(Page and application data records)
[Start of section]
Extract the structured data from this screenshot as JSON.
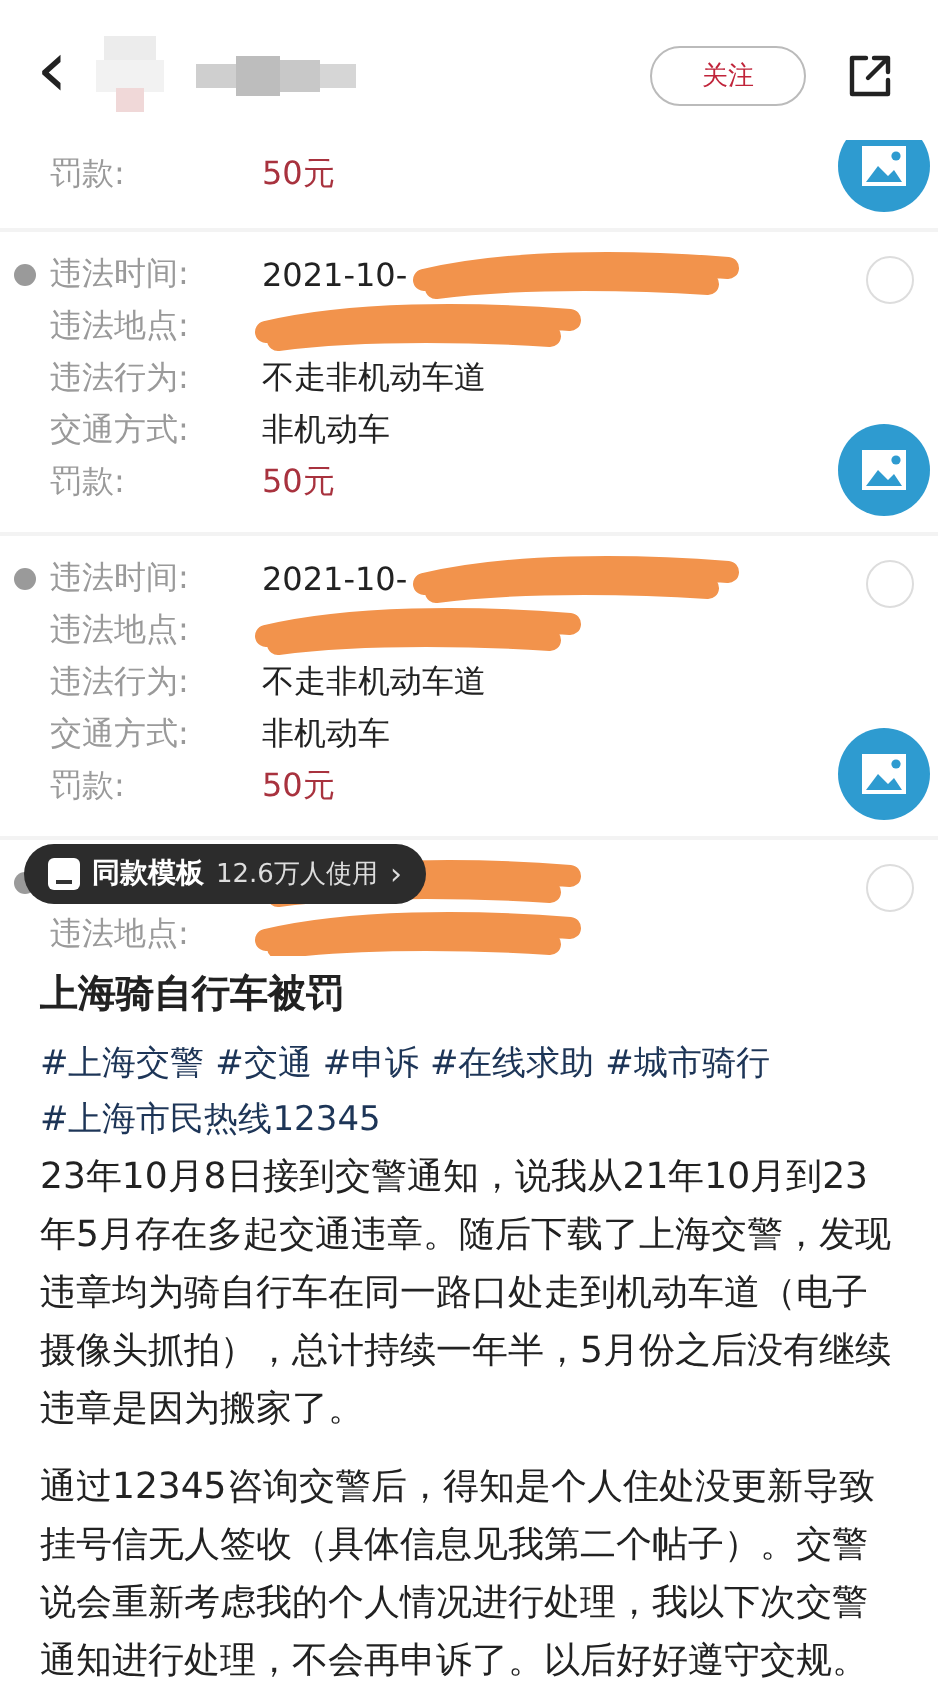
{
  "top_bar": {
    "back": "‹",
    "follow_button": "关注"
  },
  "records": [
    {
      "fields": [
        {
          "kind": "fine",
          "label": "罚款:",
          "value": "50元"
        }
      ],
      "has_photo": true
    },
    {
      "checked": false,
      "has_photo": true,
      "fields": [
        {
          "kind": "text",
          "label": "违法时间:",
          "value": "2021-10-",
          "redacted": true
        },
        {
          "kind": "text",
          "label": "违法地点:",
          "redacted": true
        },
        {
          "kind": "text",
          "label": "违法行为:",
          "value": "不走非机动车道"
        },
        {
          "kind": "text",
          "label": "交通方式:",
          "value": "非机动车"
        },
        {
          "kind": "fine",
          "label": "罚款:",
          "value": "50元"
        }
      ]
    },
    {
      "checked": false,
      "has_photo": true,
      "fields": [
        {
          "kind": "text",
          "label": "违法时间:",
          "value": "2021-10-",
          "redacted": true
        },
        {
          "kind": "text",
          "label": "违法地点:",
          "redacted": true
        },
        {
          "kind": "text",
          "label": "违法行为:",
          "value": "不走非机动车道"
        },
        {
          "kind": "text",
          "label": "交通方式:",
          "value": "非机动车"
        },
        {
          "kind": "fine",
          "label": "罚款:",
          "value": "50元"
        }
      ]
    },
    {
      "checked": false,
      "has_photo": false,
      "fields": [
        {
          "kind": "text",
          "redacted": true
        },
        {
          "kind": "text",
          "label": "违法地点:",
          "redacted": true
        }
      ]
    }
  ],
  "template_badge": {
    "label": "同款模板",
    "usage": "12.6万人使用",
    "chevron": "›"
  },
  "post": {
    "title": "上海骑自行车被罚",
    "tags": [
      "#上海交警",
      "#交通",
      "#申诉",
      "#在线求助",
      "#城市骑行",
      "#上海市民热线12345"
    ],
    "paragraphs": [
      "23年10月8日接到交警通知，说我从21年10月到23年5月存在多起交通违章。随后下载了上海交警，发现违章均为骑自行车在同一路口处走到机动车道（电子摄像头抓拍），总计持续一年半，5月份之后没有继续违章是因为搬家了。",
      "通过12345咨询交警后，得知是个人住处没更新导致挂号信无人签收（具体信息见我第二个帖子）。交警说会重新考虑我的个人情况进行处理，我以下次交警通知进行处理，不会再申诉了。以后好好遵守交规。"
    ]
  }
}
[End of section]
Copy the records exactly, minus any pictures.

Extract the structured data from this screenshot as JSON.
{
  "top_bar": {
    "back": "‹",
    "follow_button": "关注"
  },
  "records": [
    {
      "fields": [
        {
          "kind": "fine",
          "label": "罚款:",
          "value": "50元"
        }
      ],
      "has_photo": true
    },
    {
      "checked": false,
      "has_photo": true,
      "fields": [
        {
          "kind": "text",
          "label": "违法时间:",
          "value": "2021-10-",
          "redacted": true
        },
        {
          "kind": "text",
          "label": "违法地点:",
          "redacted": true
        },
        {
          "kind": "text",
          "label": "违法行为:",
          "value": "不走非机动车道"
        },
        {
          "kind": "text",
          "label": "交通方式:",
          "value": "非机动车"
        },
        {
          "kind": "fine",
          "label": "罚款:",
          "value": "50元"
        }
      ]
    },
    {
      "checked": false,
      "has_photo": true,
      "fields": [
        {
          "kind": "text",
          "label": "违法时间:",
          "value": "2021-10-",
          "redacted": true
        },
        {
          "kind": "text",
          "label": "违法地点:",
          "redacted": true
        },
        {
          "kind": "text",
          "label": "违法行为:",
          "value": "不走非机动车道"
        },
        {
          "kind": "text",
          "label": "交通方式:",
          "value": "非机动车"
        },
        {
          "kind": "fine",
          "label": "罚款:",
          "value": "50元"
        }
      ]
    },
    {
      "checked": false,
      "has_photo": false,
      "fields": [
        {
          "kind": "text",
          "redacted": true
        },
        {
          "kind": "text",
          "label": "违法地点:",
          "redacted": true
        }
      ]
    }
  ],
  "template_badge": {
    "label": "同款模板",
    "usage": "12.6万人使用",
    "chevron": "›"
  },
  "post": {
    "title": "上海骑自行车被罚",
    "tags": [
      "#上海交警",
      "#交通",
      "#申诉",
      "#在线求助",
      "#城市骑行",
      "#上海市民热线12345"
    ],
    "paragraphs": [
      "23年10月8日接到交警通知，说我从21年10月到23年5月存在多起交通违章。随后下载了上海交警，发现违章均为骑自行车在同一路口处走到机动车道（电子摄像头抓拍），总计持续一年半，5月份之后没有继续违章是因为搬家了。",
      "通过12345咨询交警后，得知是个人住处没更新导致挂号信无人签收（具体信息见我第二个帖子）。交警说会重新考虑我的个人情况进行处理，我以下次交警通知进行处理，不会再申诉了。以后好好遵守交规。"
    ]
  }
}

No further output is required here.